DATASET ENTRIES
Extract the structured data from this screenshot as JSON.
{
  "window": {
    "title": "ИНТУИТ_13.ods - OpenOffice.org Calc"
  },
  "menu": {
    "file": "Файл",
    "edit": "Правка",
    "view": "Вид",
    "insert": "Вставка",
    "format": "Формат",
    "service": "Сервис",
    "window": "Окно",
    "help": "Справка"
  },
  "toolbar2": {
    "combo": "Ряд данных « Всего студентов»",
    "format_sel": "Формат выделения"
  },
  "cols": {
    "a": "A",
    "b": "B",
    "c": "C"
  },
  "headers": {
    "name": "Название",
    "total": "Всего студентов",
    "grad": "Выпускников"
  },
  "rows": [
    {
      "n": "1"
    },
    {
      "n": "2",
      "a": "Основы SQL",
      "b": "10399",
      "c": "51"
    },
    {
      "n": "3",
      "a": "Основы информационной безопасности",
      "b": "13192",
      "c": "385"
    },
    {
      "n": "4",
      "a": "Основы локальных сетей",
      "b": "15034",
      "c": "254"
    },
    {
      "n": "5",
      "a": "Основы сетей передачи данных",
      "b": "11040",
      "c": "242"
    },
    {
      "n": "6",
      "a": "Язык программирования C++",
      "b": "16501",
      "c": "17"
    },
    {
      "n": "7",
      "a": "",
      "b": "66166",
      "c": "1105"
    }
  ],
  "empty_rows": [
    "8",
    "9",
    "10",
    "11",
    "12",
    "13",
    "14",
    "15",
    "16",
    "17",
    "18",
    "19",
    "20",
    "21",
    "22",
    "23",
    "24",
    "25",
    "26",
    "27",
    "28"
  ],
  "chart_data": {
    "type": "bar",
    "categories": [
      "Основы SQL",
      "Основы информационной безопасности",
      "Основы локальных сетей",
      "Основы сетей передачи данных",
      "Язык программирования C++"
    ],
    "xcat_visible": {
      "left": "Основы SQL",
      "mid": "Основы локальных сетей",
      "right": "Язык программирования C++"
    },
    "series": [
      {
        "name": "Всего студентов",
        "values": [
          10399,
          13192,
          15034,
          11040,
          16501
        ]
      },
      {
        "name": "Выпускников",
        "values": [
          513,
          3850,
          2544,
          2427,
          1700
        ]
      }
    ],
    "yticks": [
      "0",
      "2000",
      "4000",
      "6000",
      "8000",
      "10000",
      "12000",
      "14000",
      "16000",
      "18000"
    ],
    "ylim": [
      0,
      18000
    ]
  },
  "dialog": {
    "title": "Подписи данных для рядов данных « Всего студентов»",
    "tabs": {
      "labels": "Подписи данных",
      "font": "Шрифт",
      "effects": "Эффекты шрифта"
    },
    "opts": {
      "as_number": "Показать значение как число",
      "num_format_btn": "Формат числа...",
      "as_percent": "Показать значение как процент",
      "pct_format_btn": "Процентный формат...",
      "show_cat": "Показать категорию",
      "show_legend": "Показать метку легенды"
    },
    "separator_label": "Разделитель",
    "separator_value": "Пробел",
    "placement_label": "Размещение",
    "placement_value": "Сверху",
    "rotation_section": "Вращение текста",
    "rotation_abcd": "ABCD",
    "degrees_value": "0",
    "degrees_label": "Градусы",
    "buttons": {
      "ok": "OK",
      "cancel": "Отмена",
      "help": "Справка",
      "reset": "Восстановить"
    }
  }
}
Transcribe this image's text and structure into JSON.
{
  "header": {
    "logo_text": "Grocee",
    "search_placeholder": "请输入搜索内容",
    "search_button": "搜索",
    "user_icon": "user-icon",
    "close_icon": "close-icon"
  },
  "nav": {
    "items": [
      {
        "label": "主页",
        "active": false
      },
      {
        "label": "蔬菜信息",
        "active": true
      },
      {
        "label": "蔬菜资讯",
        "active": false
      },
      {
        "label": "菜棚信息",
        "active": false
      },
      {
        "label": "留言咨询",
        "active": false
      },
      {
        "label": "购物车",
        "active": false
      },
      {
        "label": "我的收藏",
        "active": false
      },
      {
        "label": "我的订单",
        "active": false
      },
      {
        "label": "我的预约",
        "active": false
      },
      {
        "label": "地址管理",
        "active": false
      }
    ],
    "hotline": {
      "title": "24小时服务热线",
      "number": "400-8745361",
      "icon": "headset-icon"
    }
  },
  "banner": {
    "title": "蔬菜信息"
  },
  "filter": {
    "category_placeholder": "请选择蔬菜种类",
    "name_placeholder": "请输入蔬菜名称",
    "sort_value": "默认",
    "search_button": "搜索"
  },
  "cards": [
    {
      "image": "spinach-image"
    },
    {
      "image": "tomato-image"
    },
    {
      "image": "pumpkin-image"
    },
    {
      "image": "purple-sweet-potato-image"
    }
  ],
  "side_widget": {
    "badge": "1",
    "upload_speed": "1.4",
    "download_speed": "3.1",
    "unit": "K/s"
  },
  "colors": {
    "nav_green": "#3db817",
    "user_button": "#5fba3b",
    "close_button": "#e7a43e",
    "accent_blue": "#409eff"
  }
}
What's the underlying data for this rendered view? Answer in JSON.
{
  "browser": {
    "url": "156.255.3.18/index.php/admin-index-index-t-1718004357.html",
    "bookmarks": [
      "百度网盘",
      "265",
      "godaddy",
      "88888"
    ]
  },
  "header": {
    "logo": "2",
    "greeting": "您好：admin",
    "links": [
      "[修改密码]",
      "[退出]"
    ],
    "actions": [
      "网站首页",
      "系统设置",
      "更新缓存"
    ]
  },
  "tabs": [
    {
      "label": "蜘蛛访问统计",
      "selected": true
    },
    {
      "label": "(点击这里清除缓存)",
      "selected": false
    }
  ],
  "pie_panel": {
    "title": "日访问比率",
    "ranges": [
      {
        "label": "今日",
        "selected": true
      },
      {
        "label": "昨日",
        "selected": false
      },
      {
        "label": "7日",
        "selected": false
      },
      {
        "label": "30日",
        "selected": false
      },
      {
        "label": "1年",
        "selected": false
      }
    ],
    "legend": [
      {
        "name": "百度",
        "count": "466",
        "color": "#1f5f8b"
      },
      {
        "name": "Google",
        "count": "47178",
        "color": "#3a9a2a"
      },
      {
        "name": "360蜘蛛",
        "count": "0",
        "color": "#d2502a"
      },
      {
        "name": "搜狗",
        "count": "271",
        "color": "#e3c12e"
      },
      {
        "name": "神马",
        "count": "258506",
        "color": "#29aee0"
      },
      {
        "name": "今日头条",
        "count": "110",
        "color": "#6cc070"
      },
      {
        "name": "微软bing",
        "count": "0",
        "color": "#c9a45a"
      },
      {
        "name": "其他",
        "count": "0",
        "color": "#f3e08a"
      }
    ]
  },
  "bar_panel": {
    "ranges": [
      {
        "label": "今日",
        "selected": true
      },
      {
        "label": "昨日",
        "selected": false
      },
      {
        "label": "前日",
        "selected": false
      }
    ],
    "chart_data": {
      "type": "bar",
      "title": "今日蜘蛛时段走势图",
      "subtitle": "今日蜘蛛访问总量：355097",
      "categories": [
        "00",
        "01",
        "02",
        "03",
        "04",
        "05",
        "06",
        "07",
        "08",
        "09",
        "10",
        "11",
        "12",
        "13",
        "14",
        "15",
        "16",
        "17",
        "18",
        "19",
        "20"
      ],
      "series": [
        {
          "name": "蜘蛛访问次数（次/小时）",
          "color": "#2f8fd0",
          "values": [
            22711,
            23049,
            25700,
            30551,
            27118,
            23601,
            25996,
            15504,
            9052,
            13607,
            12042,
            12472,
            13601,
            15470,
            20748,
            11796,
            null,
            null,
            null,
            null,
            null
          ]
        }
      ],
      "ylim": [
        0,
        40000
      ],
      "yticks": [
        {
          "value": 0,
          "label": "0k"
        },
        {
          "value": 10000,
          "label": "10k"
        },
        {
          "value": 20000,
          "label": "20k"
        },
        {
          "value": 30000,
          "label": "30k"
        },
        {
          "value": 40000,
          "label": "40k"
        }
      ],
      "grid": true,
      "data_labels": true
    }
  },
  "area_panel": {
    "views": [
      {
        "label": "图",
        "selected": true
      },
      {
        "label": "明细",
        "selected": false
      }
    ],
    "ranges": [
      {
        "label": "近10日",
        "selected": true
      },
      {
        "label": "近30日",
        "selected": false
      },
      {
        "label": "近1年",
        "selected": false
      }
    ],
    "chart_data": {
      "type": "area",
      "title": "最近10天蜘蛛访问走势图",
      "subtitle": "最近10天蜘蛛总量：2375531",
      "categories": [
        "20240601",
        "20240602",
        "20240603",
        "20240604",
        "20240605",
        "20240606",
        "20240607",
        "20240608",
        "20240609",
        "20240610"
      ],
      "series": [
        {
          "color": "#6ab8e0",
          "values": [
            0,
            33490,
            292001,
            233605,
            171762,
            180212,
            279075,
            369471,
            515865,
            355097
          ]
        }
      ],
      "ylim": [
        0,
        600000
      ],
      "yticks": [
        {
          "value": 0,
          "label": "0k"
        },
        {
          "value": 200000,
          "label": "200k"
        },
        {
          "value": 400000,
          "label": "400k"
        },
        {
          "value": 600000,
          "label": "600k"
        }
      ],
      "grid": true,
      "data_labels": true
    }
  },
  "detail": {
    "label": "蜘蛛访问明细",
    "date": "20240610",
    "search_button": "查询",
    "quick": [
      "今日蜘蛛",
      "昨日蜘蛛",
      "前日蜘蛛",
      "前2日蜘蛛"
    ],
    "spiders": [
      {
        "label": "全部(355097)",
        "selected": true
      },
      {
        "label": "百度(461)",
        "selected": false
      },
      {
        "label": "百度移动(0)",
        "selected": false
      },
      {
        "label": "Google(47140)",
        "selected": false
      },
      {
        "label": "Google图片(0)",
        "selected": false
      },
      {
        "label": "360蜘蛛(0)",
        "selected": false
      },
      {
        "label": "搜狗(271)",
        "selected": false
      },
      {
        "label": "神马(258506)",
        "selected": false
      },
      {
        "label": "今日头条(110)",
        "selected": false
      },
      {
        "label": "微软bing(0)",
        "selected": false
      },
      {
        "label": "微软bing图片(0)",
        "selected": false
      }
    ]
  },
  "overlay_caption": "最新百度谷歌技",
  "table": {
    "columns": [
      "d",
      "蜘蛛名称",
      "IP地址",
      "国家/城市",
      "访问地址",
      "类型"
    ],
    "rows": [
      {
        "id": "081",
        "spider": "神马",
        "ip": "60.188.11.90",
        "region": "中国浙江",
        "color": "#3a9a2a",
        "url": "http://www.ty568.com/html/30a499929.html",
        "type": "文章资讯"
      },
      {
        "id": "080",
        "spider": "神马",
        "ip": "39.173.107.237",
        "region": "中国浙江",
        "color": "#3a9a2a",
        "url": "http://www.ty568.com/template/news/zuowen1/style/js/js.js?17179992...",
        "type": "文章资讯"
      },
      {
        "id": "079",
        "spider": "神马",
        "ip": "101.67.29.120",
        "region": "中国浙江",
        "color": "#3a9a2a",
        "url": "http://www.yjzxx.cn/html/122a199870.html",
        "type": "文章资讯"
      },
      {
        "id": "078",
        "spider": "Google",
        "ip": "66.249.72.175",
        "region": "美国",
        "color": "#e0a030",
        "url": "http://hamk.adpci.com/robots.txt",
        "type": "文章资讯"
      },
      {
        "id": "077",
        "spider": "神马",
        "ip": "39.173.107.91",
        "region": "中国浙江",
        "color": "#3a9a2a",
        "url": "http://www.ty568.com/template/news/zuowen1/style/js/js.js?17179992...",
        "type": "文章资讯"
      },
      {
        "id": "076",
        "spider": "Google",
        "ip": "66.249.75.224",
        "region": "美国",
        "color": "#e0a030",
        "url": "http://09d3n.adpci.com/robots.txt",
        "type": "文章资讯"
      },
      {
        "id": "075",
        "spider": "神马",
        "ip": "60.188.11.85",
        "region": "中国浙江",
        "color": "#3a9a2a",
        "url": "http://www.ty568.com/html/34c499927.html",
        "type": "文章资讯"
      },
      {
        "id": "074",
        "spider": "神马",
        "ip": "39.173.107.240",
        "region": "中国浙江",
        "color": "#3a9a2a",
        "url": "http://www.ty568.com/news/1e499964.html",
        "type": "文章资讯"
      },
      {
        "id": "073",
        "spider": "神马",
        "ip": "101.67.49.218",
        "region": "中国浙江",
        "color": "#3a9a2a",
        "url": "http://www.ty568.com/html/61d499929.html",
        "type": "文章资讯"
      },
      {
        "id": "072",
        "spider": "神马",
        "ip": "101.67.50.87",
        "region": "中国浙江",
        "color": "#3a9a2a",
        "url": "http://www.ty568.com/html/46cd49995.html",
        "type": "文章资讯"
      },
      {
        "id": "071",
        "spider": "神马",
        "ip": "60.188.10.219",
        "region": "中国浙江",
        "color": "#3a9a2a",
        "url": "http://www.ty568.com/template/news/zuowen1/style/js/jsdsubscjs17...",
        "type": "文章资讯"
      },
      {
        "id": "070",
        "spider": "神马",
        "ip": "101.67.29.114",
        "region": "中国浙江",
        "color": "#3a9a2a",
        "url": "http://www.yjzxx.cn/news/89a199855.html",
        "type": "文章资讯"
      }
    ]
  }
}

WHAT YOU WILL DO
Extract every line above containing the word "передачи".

YOUR RESPONSE
      "a": "Основы сетей передачи данных",
      "Основы сетей передачи данных",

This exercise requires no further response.